Dataset entries
········
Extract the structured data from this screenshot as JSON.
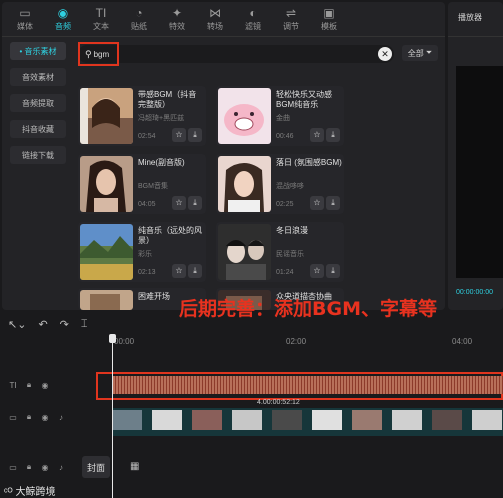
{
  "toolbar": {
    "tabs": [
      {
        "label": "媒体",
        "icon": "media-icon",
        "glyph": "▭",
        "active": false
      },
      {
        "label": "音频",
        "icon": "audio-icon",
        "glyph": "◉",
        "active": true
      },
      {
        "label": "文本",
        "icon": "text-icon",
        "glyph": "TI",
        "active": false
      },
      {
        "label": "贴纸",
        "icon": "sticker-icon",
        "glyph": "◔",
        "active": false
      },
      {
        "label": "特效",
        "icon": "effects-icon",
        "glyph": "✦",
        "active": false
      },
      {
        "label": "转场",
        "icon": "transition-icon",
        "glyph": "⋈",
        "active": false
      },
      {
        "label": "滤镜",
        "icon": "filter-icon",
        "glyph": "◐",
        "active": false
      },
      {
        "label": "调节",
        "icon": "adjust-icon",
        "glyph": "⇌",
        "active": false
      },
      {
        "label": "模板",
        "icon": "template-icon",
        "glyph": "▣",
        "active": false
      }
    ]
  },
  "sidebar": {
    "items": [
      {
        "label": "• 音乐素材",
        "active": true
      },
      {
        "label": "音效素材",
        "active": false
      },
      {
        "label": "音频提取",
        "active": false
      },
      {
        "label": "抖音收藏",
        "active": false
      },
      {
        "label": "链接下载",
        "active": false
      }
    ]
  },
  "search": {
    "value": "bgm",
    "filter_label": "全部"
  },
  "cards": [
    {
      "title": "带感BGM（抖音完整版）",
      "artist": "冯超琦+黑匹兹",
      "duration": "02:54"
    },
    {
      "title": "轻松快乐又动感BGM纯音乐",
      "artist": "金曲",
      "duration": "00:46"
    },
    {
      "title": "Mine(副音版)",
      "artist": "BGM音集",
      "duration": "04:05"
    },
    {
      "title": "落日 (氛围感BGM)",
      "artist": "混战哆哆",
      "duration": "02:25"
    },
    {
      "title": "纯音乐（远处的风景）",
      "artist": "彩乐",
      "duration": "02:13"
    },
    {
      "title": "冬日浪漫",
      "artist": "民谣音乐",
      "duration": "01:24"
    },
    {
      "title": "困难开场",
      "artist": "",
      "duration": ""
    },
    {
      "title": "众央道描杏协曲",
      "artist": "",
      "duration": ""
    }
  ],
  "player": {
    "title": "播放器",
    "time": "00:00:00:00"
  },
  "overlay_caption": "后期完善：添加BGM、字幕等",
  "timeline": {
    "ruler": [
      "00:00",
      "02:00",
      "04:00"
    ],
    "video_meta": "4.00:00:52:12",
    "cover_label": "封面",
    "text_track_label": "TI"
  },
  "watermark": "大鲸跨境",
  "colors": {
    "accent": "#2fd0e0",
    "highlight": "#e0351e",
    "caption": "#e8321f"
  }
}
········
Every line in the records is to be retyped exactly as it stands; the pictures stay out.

## The answer
Extract the structured data from this screenshot as JSON.
{
  "toolbar": {
    "tabs": [
      {
        "label": "媒体",
        "icon": "media-icon",
        "glyph": "▭",
        "active": false
      },
      {
        "label": "音频",
        "icon": "audio-icon",
        "glyph": "◉",
        "active": true
      },
      {
        "label": "文本",
        "icon": "text-icon",
        "glyph": "TI",
        "active": false
      },
      {
        "label": "贴纸",
        "icon": "sticker-icon",
        "glyph": "◔",
        "active": false
      },
      {
        "label": "特效",
        "icon": "effects-icon",
        "glyph": "✦",
        "active": false
      },
      {
        "label": "转场",
        "icon": "transition-icon",
        "glyph": "⋈",
        "active": false
      },
      {
        "label": "滤镜",
        "icon": "filter-icon",
        "glyph": "◐",
        "active": false
      },
      {
        "label": "调节",
        "icon": "adjust-icon",
        "glyph": "⇌",
        "active": false
      },
      {
        "label": "模板",
        "icon": "template-icon",
        "glyph": "▣",
        "active": false
      }
    ]
  },
  "sidebar": {
    "items": [
      {
        "label": "• 音乐素材",
        "active": true
      },
      {
        "label": "音效素材",
        "active": false
      },
      {
        "label": "音频提取",
        "active": false
      },
      {
        "label": "抖音收藏",
        "active": false
      },
      {
        "label": "链接下载",
        "active": false
      }
    ]
  },
  "search": {
    "value": "bgm",
    "filter_label": "全部"
  },
  "cards": [
    {
      "title": "带感BGM（抖音完整版）",
      "artist": "冯超琦+黑匹兹",
      "duration": "02:54"
    },
    {
      "title": "轻松快乐又动感BGM纯音乐",
      "artist": "金曲",
      "duration": "00:46"
    },
    {
      "title": "Mine(副音版)",
      "artist": "BGM音集",
      "duration": "04:05"
    },
    {
      "title": "落日 (氛围感BGM)",
      "artist": "混战哆哆",
      "duration": "02:25"
    },
    {
      "title": "纯音乐（远处的风景）",
      "artist": "彩乐",
      "duration": "02:13"
    },
    {
      "title": "冬日浪漫",
      "artist": "民谣音乐",
      "duration": "01:24"
    },
    {
      "title": "困难开场",
      "artist": "",
      "duration": ""
    },
    {
      "title": "众央道描杏协曲",
      "artist": "",
      "duration": ""
    }
  ],
  "player": {
    "title": "播放器",
    "time": "00:00:00:00"
  },
  "overlay_caption": "后期完善：添加BGM、字幕等",
  "timeline": {
    "ruler": [
      "00:00",
      "02:00",
      "04:00"
    ],
    "video_meta": "4.00:00:52:12",
    "cover_label": "封面",
    "text_track_label": "TI"
  },
  "watermark": "大鲸跨境",
  "colors": {
    "accent": "#2fd0e0",
    "highlight": "#e0351e",
    "caption": "#e8321f"
  }
}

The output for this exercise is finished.